WHY ARE THE ‘RIGID THREAD LINES’ DIFFERENT?
The difference of our lines is that conventional Dyneema braided lines also have excellent breaking resistance characteristics, but can’t keep their original length when under tension. This is due to their entirely braided structure that sees the fibers being crossed over each other with an angle of approximately 30° compared to the load angle (0°). Once a conventional braided line is under tension it’s fibers will tend to align towards the load line and progressively start to stretch. A conventional braided line will stretch up to 10% of their original length when under load. (so a 25 meter line can stretch up to 25 cms).
Imagine by comparison the ‘Rigid Thread Lines’ like a widely used electric cable. Core copper wires are covered with a plastic protection sock.
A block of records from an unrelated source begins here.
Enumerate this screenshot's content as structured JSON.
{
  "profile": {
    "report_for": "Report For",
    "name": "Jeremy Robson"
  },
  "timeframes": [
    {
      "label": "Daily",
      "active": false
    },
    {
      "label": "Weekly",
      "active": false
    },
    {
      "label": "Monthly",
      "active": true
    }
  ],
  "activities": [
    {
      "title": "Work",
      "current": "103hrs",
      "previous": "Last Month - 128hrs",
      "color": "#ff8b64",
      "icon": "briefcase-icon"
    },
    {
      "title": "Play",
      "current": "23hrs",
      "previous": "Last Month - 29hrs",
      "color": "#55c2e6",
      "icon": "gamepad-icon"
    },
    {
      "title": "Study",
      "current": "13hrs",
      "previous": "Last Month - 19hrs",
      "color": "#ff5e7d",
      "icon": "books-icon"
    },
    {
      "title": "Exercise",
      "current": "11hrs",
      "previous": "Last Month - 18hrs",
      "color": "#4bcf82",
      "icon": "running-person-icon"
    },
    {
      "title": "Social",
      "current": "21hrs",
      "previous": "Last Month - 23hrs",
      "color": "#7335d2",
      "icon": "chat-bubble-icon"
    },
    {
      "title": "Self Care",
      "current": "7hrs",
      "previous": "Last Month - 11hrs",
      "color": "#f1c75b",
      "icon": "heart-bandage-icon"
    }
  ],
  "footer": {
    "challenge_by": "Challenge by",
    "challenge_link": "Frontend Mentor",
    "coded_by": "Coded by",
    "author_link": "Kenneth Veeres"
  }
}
In the ‘Rigid Thread Lines’ copper is replaced by unidirectional Dyneema pre-tensioned fibers instead of braided fibers, covered (like the plastic part on the electric cable) with a very thin braided Dyneema sock to keep the internal non-braided unidirectional fibers in place and protecting them from abrasion.
This allows to create an absolutely direct connection between the bar and the kite, since what connects them together is an unidirectional non braided fiber core.
For this reason our exclusive ‘Rigid Thread Lines’ have a maximum stretch of 0,1% (so a 25 meter line can stretch up to max. 2,5 cms).
The ‘Rigid Thread Lines’ of RRD Kites will never be subject to adjustment, since they won’t even stretch under stress-related moves, for example by extreme loops or other radical manouvers, and consequently it is impossible to end up with stretched lines and/or of a different length and therefore the trim of the kite remains unchanged through the years.
The ‘Rigid Thread Lines’ will always be visually, technically and feeling-wise, compact and rigid throughout the course of their lives, maintaining all its physical and technical characteristics unaltered over the time.
The standard braided kite line has more stretch, which results in different line lengths, power absorption and reduction of performance, especially at the moment where you change the direction of the kite, where the load on the lines reaches its peak.